This is the fifth time giving the speech for Pritzker, but the first one held in the Capitol since 2020 due to the COVID-19 pandemic in 2021 and a snowstorm in 2022. Illinois Speaker of the House Chris Welch (D-Hillside) said he is excited to hear the speech in the House Chambers.

“I’m thrilled that we are beginning to gain a sense of normalcy again,” Speaker Welch said. “I’m grateful we will be able to host Governor Pritzker and I look forward to hearing more about his priorities for this session.”

Pritzker and Democrats in the legislature agreed on budgets during his first four years, which was a stark difference from the two-year budget impasse during his predecessor Bruce Rauner’s tenure. But while federal funds and increased revenues softened the blow during the pandemic, there are concerns about a potential economic downturn. Even Illinois Comptroller Susana Mendoza (D) is warning some tough times may be on the horizon.
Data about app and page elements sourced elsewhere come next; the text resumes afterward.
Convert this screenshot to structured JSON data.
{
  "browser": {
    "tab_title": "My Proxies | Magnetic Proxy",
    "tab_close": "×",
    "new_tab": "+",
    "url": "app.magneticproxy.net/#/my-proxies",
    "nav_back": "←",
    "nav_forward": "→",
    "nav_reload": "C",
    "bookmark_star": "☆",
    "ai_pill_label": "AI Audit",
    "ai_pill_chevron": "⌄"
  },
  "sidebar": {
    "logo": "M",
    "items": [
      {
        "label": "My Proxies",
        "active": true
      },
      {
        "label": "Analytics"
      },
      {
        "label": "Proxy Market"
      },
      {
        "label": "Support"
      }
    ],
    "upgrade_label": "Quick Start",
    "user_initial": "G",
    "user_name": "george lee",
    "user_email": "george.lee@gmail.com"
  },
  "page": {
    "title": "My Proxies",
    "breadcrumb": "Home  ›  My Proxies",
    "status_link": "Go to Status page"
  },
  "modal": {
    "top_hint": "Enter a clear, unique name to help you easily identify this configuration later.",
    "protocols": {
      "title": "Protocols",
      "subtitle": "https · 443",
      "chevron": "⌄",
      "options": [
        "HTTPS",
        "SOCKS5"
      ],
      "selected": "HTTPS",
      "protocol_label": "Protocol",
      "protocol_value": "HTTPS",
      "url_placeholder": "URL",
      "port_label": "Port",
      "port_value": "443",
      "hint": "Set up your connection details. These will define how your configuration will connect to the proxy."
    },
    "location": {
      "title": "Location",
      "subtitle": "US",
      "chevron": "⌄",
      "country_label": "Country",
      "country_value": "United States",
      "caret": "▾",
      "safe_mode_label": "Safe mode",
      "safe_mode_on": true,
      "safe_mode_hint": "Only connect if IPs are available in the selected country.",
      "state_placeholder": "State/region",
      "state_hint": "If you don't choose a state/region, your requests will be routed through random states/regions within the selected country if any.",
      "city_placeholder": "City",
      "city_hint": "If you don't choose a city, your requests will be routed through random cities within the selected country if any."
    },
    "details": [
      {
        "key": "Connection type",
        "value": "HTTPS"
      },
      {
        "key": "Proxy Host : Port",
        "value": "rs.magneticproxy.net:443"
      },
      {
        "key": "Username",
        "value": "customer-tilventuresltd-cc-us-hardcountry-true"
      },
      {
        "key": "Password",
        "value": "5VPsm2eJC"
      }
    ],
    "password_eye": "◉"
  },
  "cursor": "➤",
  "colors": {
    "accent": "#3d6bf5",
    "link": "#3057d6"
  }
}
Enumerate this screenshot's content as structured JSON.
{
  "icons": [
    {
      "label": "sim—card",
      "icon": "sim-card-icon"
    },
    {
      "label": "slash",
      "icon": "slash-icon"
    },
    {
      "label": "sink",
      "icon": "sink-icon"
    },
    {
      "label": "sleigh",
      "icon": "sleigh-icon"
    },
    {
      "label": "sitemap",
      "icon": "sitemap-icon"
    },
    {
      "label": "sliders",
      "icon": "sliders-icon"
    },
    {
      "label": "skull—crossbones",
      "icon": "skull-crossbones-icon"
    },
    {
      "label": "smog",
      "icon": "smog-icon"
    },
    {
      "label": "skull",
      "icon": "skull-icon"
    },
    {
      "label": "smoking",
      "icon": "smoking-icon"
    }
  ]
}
“What we don’t want to see is, you know, frivolous spending, right?” Mendoza said. “We don’t want to see spending for new programs that might not be proven or tested programs that end up, you know, being added to the budget year-to-year.”

Republicans have raised alarms about the potential problems of increased spending this year.

“We fear that the budgetary house of sand built by unchecked spending will soon crack,” Rep. Amy Elik (R-Alton) said. “Increasing revenues have not solved the systemic and structural fiscal issues in the state of Illinois.”

Many members of the party want temporary relief in the form of utility bills.

“The ongoing energy crisis within downstate Illinois is forcing too many Illinois families to choose between heating or eating,” Sen. Sally Turner (R-Beason) said. “It is our duty as legislators to provide real-world solutions for this problem as quickly as possible.”

Governor Pritzker has taken steps for economic downturns, including putting money into the Rainy-Day Fund.

At his inauguration speech, he vowed to lower the cost of community college tuition and make preschool available to everyone.